§ **The task**
Every line of the data should be output word for word.

§ **Study material**
━━━
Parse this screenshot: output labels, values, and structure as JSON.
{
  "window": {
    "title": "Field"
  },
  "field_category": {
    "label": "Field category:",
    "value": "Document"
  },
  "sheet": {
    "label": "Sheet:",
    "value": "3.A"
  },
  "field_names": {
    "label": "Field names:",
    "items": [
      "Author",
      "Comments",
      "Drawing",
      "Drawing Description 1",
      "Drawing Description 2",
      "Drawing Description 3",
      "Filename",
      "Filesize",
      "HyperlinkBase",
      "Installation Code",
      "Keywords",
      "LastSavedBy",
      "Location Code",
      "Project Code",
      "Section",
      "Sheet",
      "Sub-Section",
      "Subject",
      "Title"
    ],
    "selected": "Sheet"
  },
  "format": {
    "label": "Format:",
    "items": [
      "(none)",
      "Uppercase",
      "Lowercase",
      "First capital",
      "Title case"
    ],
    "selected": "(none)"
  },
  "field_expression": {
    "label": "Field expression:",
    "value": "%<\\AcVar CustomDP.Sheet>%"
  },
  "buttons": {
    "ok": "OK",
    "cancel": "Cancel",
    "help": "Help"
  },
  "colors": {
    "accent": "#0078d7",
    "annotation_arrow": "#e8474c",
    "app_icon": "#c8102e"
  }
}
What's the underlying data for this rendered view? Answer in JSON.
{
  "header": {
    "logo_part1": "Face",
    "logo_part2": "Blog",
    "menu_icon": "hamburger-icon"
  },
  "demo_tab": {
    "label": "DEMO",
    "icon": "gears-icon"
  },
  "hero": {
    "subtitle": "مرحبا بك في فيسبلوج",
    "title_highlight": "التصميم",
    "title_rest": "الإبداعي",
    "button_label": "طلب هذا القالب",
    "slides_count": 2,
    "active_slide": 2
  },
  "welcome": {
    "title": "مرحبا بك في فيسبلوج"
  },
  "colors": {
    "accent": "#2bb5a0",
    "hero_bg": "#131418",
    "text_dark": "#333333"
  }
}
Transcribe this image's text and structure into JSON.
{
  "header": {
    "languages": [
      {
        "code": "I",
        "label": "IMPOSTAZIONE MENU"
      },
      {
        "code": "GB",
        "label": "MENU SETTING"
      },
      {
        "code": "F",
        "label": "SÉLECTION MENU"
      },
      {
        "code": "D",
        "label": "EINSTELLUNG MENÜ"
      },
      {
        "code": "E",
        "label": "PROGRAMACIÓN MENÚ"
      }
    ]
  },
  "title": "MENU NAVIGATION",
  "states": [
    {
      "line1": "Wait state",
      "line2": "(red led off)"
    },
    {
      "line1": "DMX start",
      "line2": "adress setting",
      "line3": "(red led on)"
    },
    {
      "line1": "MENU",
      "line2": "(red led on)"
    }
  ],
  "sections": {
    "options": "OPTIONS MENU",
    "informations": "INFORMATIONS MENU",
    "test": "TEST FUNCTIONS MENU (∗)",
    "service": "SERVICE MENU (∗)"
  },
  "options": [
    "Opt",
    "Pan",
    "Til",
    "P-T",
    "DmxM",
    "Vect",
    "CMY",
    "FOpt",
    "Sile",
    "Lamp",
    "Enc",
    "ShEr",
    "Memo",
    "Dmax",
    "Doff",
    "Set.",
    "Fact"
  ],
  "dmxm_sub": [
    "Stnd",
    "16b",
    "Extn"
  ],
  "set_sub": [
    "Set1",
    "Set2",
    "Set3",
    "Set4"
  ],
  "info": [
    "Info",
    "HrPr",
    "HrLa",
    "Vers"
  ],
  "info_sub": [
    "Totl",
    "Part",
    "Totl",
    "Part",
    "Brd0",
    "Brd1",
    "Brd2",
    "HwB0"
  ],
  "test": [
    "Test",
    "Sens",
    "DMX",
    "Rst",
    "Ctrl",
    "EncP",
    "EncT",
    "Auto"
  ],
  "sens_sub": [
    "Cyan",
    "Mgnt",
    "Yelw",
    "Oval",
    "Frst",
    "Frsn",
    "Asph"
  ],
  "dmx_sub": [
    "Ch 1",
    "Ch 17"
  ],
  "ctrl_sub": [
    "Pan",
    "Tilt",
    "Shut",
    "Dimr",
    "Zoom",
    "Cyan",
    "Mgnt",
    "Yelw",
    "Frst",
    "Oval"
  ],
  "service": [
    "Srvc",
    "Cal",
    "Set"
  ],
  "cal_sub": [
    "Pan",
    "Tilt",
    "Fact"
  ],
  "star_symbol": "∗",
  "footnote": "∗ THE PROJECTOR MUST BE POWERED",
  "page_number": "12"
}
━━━
§ **Solution to the exercise**
Parse this screenshot: output labels, values, and structure as JSON.
{
  "window": {
    "title": "Field"
  },
  "field_category": {
    "label": "Field category:",
    "value": "Document"
  },
  "sheet": {
    "label": "Sheet:",
    "value": "3.A"
  },
  "field_names": {
    "label": "Field names:",
    "items": [
      "Author",
      "Comments",
      "Drawing",
      "Drawing Description 1",
      "Drawing Description 2",
      "Drawing Description 3",
      "Filename",
      "Filesize",
      "HyperlinkBase",
      "Installation Code",
      "Keywords",
      "LastSavedBy",
      "Location Code",
      "Project Code",
      "Section",
      "Sheet",
      "Sub-Section",
      "Subject",
      "Title"
    ],
    "selected": "Sheet"
  },
  "format": {
    "label": "Format:",
    "items": [
      "(none)",
      "Uppercase",
      "Lowercase",
      "First capital",
      "Title case"
    ],
    "selected": "(none)"
  },
  "field_expression": {
    "label": "Field expression:",
    "value": "%<\\AcVar CustomDP.Sheet>%"
  },
  "buttons": {
    "ok": "OK",
    "cancel": "Cancel",
    "help": "Help"
  },
  "colors": {
    "accent": "#0078d7",
    "annotation_arrow": "#e8474c",
    "app_icon": "#c8102e"
  }
}
What's the underlying data for this rendered view? Answer in JSON.
{
  "header": {
    "logo_part1": "Face",
    "logo_part2": "Blog",
    "menu_icon": "hamburger-icon"
  },
  "demo_tab": {
    "label": "DEMO",
    "icon": "gears-icon"
  },
  "hero": {
    "subtitle": "مرحبا بك في فيسبلوج",
    "title_highlight": "التصميم",
    "title_rest": "الإبداعي",
    "button_label": "طلب هذا القالب",
    "slides_count": 2,
    "active_slide": 2
  },
  "welcome": {
    "title": "مرحبا بك في فيسبلوج"
  },
  "colors": {
    "accent": "#2bb5a0",
    "hero_bg": "#131418",
    "text_dark": "#333333"
  }
}
Transcribe this image's text and structure into JSON.
{
  "header": {
    "languages": [
      {
        "code": "I",
        "label": "IMPOSTAZIONE MENU"
      },
      {
        "code": "GB",
        "label": "MENU SETTING"
      },
      {
        "code": "F",
        "label": "SÉLECTION MENU"
      },
      {
        "code": "D",
        "label": "EINSTELLUNG MENÜ"
      },
      {
        "code": "E",
        "label": "PROGRAMACIÓN MENÚ"
      }
    ]
  },
  "title": "MENU NAVIGATION",
  "states": [
    {
      "line1": "Wait state",
      "line2": "(red led off)"
    },
    {
      "line1": "DMX start",
      "line2": "adress setting",
      "line3": "(red led on)"
    },
    {
      "line1": "MENU",
      "line2": "(red led on)"
    }
  ],
  "sections": {
    "options": "OPTIONS MENU",
    "informations": "INFORMATIONS MENU",
    "test": "TEST FUNCTIONS MENU (∗)",
    "service": "SERVICE MENU (∗)"
  },
  "options": [
    "Opt",
    "Pan",
    "Til",
    "P-T",
    "DmxM",
    "Vect",
    "CMY",
    "FOpt",
    "Sile",
    "Lamp",
    "Enc",
    "ShEr",
    "Memo",
    "Dmax",
    "Doff",
    "Set.",
    "Fact"
  ],
  "dmxm_sub": [
    "Stnd",
    "16b",
    "Extn"
  ],
  "set_sub": [
    "Set1",
    "Set2",
    "Set3",
    "Set4"
  ],
  "info": [
    "Info",
    "HrPr",
    "HrLa",
    "Vers"
  ],
  "info_sub": [
    "Totl",
    "Part",
    "Totl",
    "Part",
    "Brd0",
    "Brd1",
    "Brd2",
    "HwB0"
  ],
  "test": [
    "Test",
    "Sens",
    "DMX",
    "Rst",
    "Ctrl",
    "EncP",
    "EncT",
    "Auto"
  ],
  "sens_sub": [
    "Cyan",
    "Mgnt",
    "Yelw",
    "Oval",
    "Frst",
    "Frsn",
    "Asph"
  ],
  "dmx_sub": [
    "Ch 1",
    "Ch 17"
  ],
  "ctrl_sub": [
    "Pan",
    "Tilt",
    "Shut",
    "Dimr",
    "Zoom",
    "Cyan",
    "Mgnt",
    "Yelw",
    "Frst",
    "Oval"
  ],
  "service": [
    "Srvc",
    "Cal",
    "Set"
  ],
  "cal_sub": [
    "Pan",
    "Tilt",
    "Fact"
  ],
  "star_symbol": "∗",
  "footnote": "∗ THE PROJECTOR MUST BE POWERED",
  "page_number": "12"
}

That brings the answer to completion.